I’ve been working in Communications for several years now and during this period I have helped develop and implement many programmes across a range of industries, but amongst all the excitement around creative tactics and top-notch strategic thinking, measurement always seems to be something of an afterthought. It’s seemingly the bridesmaid and never the bride.
Admittedly, numbers, metrics and analytics may not appear sexy in an industry packed full of big-hitting and attention grabbing ideas, but that does not diminish the fact measurement needs to be considered right from the start. It’s not an optional extra.
I’ve heard the term Moneyball Marketing bandied about and it perfectly encapsulates how data gives us the information we need to get the wins with more precision. Indeed, I often write that one of digital marketing’s greatest strengths is that it enables us to take a data driven approach and spend budget more intelligently. Central to this concept is measurement so we can make sense of seemingly endless data.
In my experience there is often some confusion about what exactly should be measured from Communications and PR activity; when in actual fact the beginnings of the answer can be found in the Barcelona Principles. But the Principles only provide the framework. The key to measuring what matters lies in asking your stakeholders the right questions, so you can ensure activity meets communication and business objectives.
As an aside I’m frustrated at the lack of understanding of the Barcelona Principles as measurement is crucial to the future of our industry. If we’re to genuinely counsel the C-suite, rival the advertising industry and increase the standing of PR, it’s vital we can show X activity has achieved Y Outcome.
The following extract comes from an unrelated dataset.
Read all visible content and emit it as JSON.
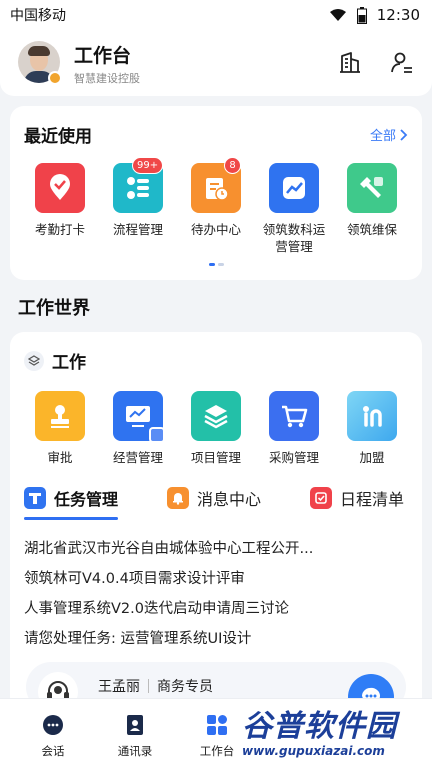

Outputs like coverage and online mentions come nowhere close to measuring the true value of PR. In fact they encourage a focus on the wrong activity and subsequently the wrong results.
I’ve listed Outputs, Outtakes and Outcomes in more detail below, so you too can take a robust approach to measurement.
These really are the low-hanging fruit of measurement. They are easily quantified and are the result of activity which generates blog posts, Tweets, online mentions and event attendance. Historically, too much emphasis has been placed on Outputs (often by Consumer PR teams), but they should be considered the first step of measurement, not the only one.
Outtakes go somewhat deeper and measure communications objectives. This could be recall, retention of messaging, influencer endorsement, as well as sentiment change or brand lift. As communications professionals I believe this is the level everyone should aspire to as a minimum requirement. If your agency just gives you press clippings it may be time for a change.
Finally, Outcomes are measured over a longer term, require more buy-in from the client and greater resource to measure, but most importantly are linked back to business objectives. Outcomes are quantifiable changes in behaviour, such as perception shift, advocacy and sales. In short, Outputs and Outtakes are useful, but Outcomes show communications activity in its most impactful light.
Before undertaking any activity you must benchmark these metrics and set out KPIs to show what you aim to achieve. After all, if you don’t keep score, you won’t know if you’re winning.